Julian Tan thought back to that black Friday the 13th in Australia. All the Formula One teams were already there, ready to go. But then, on that 13th March 2020, the start of the season was cancelled extremely suddenly and at short notice. Corona, of course. So everyone at the racing series at that point was just wondering, "What are we going to do now? We were in a difficult situation." That's how the Head of Digital Business Initiatives and eSports Formula 1 at ISPO Munich Online 2021 describes it.
In Tan's position, however, this difficult situation was quite quickly above all an opportunity, which he filled with life with his team, he emphasizes. The Formula 1 eSports Series has been around since 2017, and one year in particular stands out in its development now: "2020, with the impact that covid had, was a really accelerator in the growth of our esports communities."
It's a positive stopover in a story that Tan is busy writing, and one that has been mostly on the up for a long time.

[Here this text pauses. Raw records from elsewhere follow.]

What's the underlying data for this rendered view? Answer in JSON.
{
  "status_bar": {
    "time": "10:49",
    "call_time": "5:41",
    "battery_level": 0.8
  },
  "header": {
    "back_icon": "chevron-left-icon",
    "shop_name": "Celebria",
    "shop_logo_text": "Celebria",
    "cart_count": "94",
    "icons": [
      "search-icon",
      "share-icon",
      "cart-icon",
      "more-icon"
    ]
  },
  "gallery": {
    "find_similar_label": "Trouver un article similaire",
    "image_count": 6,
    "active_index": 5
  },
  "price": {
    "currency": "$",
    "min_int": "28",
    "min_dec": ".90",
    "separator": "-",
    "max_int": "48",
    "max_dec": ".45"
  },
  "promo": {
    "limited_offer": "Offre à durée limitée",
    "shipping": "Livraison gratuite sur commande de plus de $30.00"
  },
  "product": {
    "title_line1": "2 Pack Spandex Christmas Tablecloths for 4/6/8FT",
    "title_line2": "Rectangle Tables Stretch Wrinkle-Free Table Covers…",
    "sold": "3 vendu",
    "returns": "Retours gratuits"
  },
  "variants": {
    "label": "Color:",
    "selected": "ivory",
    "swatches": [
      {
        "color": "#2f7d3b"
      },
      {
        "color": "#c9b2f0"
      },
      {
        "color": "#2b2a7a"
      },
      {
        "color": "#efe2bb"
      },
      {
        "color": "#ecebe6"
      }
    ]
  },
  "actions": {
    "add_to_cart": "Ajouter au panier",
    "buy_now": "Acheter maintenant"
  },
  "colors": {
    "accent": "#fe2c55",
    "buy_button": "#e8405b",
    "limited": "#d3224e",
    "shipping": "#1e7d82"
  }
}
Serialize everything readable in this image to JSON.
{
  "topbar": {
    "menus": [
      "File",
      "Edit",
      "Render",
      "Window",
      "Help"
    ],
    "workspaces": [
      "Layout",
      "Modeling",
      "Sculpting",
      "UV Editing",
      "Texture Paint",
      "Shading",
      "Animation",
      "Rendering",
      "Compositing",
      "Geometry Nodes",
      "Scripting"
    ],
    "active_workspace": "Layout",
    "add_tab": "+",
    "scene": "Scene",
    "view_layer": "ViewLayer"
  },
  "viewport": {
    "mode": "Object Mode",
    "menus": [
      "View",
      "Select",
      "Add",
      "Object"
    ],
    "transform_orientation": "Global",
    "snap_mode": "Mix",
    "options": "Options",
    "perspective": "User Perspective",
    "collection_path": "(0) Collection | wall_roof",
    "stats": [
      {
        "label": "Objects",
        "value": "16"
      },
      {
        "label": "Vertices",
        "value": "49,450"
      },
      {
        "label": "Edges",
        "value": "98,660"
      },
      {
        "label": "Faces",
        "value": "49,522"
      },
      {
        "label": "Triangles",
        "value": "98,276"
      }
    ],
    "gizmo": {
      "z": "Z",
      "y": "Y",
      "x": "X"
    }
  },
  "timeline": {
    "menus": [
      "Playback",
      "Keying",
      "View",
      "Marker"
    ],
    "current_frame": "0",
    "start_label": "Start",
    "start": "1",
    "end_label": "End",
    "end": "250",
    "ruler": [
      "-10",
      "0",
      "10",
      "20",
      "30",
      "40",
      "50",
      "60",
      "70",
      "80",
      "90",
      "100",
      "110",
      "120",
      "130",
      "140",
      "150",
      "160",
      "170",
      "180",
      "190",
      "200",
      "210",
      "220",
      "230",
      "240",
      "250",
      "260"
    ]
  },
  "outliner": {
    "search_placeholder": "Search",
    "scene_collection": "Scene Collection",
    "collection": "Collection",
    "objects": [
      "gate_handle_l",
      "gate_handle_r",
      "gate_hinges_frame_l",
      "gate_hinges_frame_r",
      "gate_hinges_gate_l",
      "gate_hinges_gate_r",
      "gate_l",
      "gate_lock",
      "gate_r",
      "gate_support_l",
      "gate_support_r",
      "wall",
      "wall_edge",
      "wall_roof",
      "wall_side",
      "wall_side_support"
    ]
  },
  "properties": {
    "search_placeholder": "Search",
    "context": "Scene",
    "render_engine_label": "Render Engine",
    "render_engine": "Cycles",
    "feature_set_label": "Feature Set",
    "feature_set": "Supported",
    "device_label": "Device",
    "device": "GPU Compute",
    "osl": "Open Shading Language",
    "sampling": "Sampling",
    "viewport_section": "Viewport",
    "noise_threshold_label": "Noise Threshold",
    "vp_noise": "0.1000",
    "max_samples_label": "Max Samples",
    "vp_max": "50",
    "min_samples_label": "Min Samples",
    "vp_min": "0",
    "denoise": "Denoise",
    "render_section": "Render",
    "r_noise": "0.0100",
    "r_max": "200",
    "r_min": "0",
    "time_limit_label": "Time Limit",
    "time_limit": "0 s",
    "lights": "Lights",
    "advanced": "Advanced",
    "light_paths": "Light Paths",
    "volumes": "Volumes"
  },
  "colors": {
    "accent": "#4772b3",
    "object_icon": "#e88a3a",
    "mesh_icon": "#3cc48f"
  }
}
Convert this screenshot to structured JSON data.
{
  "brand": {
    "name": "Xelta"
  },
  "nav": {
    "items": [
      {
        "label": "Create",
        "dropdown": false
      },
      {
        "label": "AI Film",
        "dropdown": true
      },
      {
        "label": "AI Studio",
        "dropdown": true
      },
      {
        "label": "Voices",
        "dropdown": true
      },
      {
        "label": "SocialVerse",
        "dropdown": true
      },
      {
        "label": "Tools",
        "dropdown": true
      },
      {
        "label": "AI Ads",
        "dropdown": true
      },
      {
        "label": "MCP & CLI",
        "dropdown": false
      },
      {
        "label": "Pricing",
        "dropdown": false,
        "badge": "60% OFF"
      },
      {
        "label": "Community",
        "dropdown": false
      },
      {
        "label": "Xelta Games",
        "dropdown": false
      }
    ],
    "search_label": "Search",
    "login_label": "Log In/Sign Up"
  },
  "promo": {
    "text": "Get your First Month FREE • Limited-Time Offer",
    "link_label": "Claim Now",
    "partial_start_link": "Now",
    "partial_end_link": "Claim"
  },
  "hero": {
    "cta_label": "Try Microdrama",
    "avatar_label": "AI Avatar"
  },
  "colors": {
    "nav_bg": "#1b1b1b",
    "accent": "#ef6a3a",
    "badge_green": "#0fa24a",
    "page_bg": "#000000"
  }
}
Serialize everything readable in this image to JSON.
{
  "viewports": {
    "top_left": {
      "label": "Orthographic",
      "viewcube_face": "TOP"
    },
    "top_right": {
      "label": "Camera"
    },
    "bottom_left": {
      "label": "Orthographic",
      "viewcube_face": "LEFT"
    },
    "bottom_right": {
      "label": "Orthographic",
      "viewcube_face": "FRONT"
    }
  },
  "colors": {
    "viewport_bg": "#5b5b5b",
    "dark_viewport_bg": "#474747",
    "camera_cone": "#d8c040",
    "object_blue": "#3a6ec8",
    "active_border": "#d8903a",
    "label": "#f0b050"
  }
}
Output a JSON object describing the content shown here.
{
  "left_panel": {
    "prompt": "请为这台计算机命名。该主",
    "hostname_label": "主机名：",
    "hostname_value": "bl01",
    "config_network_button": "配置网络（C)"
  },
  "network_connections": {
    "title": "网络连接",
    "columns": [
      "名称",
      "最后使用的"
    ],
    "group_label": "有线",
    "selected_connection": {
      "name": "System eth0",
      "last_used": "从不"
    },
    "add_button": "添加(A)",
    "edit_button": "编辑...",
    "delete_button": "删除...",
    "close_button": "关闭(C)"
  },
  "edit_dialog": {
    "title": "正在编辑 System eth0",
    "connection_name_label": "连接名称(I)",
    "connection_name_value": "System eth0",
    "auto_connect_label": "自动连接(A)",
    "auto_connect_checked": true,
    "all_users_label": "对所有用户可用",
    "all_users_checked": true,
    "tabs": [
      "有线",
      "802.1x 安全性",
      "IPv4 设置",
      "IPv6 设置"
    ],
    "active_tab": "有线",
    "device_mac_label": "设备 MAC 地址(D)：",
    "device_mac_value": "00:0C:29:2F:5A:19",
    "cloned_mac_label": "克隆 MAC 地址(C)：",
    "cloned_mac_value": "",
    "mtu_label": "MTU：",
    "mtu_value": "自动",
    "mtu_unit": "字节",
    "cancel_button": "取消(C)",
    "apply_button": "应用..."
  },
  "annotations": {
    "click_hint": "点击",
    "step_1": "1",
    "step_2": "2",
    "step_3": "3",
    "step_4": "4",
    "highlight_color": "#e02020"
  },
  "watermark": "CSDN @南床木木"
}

Starting with the realisation that the classic Formula 1 audience is slowly ageing - and how this could be changed in the future - the eSports series took off in 2017. Formula 1 justified its eSports strategy, saying, "We were looking for tools and ways to engage a younger audience in a language they understood. Gaming is one way to do that," Tan says.
In this case, Formula 1 in particular has the advantage that motorsport fans can experience the sport for themselves, at least virtually. They can pick up a tennis racket or a soccer ball, but they can't jump into a racing car, Tan describes: "Gaming offers this bridge. And if you crash, you can hit the restart button." That keeps the fun going, he says.
That was also the case when the real racing series had to take a break in Corona times. Viewers wanted to see "racing" - and at least they found it in the streams of the fastest drivers. Formula 1 is as much real as it is virtual: racing action, wheel-to-wheel duels and overtaking manoeuvres. A number of Formula 1 drivers also took part in the digital races, which further raised their profile. What's more, in times of climate change, eSports doesn't need to be fuelled.
At times, the streams have been watched by eleven million people, says Tan - record figures for Formula 1. You can follow the races via Youtube, Twitch, Facebook or even TV in some countries. Year after year, the prize money also increases - in 2020, it was a total of 750,000 dollars, but in an eSports comparison, of course, this is still far from top class.
In the meantime, there is even a regular exchange of drivers. It's not just F1 drivers who are competing virtually, others are also making the leap. The 22-year-old Turk Cem Bölükbasi, for example, has recommended himself for a Formula 3 commitment through strong eSports races and recently scored points there for the first time. And Dutchman Jarno Opmeer, who won the eSports World Championship title in 2020, wanted to become a racing driver before his virtual career. "This way, he can live his passion for Formula 1," says Tan.
After the great success in 2020, the aim is to continue the upward trend in 2021. Currently, races are already taking place - and thus before the regular season. Some F1 drivers are taking part again. Most recently, Nicholas Latifi and George Russell took part in the victory of Enzo Fittipaldi, the nephew of former F1 world champion Emerson Fittipaldi.
This keeps fans engaged even in what should be a quiet "offseason". According to Tan, this is succeeding very promisingly. Partners such as the games manufacturer Codemasters or the London-based eSports company Gfinity also play a role for Formula 1.
As a global sports platform, ISPO added the billion-dollar market of eSports to its network two years ago: "eSports as part of an increasingly digital society brings with it new opportunities," says Tobias Gröber, Head of GB2 (IAA, ISPO, Inhorgenta).
Tan is convinced that this will not change at all: "Everyone is spending more and more time gaming and watching influencers. This trend is very promising - not only for Formula 1, but for eSports as a whole industry."